"Come to the front," she said, finishing her lips with a sultry shade of plum. She blotted the excess with her finger and wiped it on the steering wheel.

I groaned.

"I'm not your chauffeur," she said, and bent over, her lithe arm finding the door handle.

When I clambered out of the car, a label stitched to the hem of my deep purple skirt caught in the door and, after many minutes of pulling, there was a small tear. Smoothing it and, I hoped, hiding it from view would deflect an impending lecture. It turned out my mother didn't have the energy to lecture me and we pulled out into the fog in silence.

Pa was in India, and my arms still felt the cramps from that mega-tantrum before he left four days ago. I jumped and nearly smashed the seventeen year-old cherry wood futon my parents dragged down from the Village and into Hamilton and therefore the middle of Jersey. I left my food untouched, and it killed me to see the Kraft macaroni cheese uneaten to the tune of a deafening tummy roar. It wasn't making a difference.

"Sony," he just said, "we need a new couch, anyway."

Pa called me Sony, after a pair of broken, beloved earphones I crushed from the weight of my head on the pillow. Kamala didn't sound as endearing. It sounded bland, though it evoked the exotic lotus, it had nothing to do with the excitable headphones-plugged-into-nothing me. Invisible air traffic controller me. Oversized headphones with the whip-trailing jack me. And so on.

In the end, I just sat next to my father as he packed, the morning scent of Old Spice and turmeric scented sweat strong in the living room. Pa wore his cotton sarong across his waist and a thin undershirt that exposed the cotton thread across his chest. It'd been a year since he gave up the old shaving custom with the sandalwood scented brush, but he still packed it among his things in the dented puce plastic shell suitcase he smuggled from Hyderabad four years ago.

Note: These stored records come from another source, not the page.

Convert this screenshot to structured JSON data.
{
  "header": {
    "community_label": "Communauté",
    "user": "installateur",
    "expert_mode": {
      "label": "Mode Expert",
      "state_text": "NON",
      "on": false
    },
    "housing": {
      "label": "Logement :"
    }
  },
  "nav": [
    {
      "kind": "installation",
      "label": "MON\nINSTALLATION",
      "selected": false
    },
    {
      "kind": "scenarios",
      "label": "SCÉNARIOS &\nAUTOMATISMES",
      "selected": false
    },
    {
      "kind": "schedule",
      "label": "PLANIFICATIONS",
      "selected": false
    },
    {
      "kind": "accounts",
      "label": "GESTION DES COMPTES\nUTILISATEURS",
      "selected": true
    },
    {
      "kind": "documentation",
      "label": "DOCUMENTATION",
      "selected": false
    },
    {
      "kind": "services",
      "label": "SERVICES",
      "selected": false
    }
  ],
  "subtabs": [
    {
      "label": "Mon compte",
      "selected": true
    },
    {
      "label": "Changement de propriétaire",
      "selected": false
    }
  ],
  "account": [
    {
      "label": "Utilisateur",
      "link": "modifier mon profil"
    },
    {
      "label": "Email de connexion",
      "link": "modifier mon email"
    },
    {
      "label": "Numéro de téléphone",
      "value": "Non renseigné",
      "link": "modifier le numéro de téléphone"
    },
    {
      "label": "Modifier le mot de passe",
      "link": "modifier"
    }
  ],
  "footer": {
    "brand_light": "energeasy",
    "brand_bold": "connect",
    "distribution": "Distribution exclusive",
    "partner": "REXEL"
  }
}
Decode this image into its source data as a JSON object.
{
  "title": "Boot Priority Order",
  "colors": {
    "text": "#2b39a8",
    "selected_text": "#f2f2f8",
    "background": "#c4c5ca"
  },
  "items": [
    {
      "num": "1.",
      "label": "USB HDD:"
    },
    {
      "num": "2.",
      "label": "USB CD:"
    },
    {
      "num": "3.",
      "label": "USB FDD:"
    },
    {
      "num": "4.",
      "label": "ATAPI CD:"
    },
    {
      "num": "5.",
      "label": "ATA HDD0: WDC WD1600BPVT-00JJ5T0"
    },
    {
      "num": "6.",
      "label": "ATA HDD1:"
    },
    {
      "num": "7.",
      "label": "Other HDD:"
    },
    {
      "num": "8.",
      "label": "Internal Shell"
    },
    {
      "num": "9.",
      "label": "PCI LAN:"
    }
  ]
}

("Just this once, Nidhi," he told Ma, "I'll buy a new suitcase in India and chuck this one."

"You'd better.")

He went on to inventory everything, from tidy-whities to starched slacks and Allen Solly collared shirts and folded them into the confines of his luggage. Everything was a size small; he wasn't a big man. In fact, he was a few inches shorter than my mother, and when we took the requisite family pictures years ago, he told the photographer that he refused to stand on a box.

(Ma hated him forever afterwards, saying that the pictures made her look like a sore middle finger in the innocuous cloud canvas background.)

He then tucked an scratched golden watch with a note wrapped around it between the shirts. ("They want everything in writing," he said, before repacking the shirts.) And he looked at me, his dark nose crooked in the light of the dimming Tiffany lamp.

"Maybe you can come in my suitcase," Pa suggested, running his hands through his thinning hair. He rubbed oil on his head pre-bath, and his scalp was luminescent and smelled of luscious coconut. We didn't close the blinds to the patio door, so the neighbors had a full view of my father's thinness, amplified by the sarong and the feeble chest-hairs from within his undershirt.

Just don't go! I wanted to scream, but I was weak from jumping for the past hour and a half or so and merely sucked on my carpet-tasting fingers, wanting to stop him from going upstairs to take a bath. He'd be gone for two weeks, and not nearly enough compensatory Dairy Queen vanilla soft serve ice creams would make me feel better.

Though he wouldn't leave for more than two hours, he piled his suitcases along the wall next to the front door. I watched them, sitting on the futon and pretending not to cry. I could taste the fresh and routine departure tears on the periphery of my tongue.